Think of it as Gonzo meets Hee Haw: Missoula honky tonker Bob Wire holds forth on a unique life filled with music, parenthood, drinking, sports, working, marriage, drinking, and just navigating the twisted wreckage of American culture. Plus occasional grooming tips. Like the best humor, it’s not for everyone. Sometimes silly, sometimes surreal, sometimes savage, Bob Wire demands that you possess a good sense of humor and an open mind.

Bob Wire has written more than 500 humor columns for a regional website over the last five years, and his writing has appeared in the Missoulian, the Missoula Independent, Montana Magazine, and his own Bob Wire Has a Point Blog. He is a prolific songwriter, and has recorded three CDs of original material with his Montana band, the Magnificent Bastards. His previous band, the Fencemenders, was a popular fixture at area clubs. They were voted Best Local Band twice by the Missoula Independent readers poll.
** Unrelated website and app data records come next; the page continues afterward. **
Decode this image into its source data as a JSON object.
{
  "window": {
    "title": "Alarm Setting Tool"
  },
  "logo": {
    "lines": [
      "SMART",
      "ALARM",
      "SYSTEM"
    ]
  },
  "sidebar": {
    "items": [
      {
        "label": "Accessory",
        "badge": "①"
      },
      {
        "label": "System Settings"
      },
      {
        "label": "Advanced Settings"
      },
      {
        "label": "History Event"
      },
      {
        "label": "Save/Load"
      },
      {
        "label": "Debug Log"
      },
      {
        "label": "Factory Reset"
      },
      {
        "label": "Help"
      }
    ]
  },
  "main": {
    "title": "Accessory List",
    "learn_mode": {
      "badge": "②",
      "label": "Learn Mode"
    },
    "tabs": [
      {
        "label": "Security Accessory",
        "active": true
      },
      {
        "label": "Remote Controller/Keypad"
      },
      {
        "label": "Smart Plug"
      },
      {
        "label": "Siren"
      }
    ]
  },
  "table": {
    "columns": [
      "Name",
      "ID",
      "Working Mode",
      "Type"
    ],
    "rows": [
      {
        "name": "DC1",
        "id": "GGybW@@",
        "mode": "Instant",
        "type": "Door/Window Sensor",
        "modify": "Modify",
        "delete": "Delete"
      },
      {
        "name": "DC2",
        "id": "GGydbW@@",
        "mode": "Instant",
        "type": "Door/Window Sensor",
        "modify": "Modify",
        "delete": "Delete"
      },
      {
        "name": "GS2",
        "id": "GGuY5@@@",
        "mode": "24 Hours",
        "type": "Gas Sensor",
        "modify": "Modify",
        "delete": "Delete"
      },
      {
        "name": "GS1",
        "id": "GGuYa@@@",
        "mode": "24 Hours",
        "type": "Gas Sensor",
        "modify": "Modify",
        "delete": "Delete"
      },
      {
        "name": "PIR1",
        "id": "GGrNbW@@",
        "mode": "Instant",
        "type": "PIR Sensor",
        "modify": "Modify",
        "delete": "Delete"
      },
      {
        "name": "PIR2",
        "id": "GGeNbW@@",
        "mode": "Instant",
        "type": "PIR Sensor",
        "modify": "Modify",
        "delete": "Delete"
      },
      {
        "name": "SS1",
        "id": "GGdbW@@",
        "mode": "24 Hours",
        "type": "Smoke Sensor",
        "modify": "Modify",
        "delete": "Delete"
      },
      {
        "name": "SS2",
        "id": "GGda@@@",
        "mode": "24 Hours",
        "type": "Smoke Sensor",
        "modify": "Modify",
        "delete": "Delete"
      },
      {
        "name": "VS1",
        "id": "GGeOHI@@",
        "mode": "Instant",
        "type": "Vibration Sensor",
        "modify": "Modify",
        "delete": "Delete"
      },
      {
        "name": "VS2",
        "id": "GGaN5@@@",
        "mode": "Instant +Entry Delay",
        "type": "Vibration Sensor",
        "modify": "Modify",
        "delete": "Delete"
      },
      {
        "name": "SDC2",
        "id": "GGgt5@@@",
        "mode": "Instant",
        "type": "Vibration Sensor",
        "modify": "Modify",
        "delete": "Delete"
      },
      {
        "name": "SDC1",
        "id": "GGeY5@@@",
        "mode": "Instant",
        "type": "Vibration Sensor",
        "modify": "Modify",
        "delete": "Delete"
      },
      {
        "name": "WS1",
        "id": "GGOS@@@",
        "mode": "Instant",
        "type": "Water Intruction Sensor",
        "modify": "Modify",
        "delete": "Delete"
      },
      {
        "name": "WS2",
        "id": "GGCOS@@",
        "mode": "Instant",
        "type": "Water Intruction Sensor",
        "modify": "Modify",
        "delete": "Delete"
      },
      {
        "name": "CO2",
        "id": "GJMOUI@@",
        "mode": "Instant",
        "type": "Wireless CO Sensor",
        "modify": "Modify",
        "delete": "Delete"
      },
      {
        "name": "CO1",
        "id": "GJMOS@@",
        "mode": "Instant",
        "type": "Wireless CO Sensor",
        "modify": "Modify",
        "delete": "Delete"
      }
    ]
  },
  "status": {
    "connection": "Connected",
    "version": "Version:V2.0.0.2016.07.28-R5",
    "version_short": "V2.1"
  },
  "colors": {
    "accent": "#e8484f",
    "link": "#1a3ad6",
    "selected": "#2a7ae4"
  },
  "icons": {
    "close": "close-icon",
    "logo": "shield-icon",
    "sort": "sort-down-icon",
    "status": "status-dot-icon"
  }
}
Bob was voted the Trail 103.3/Missoulian Entertainer of the Year in 2007.

You can hear his music on his website, or download it at iTunes, Amazon, and other online music providers.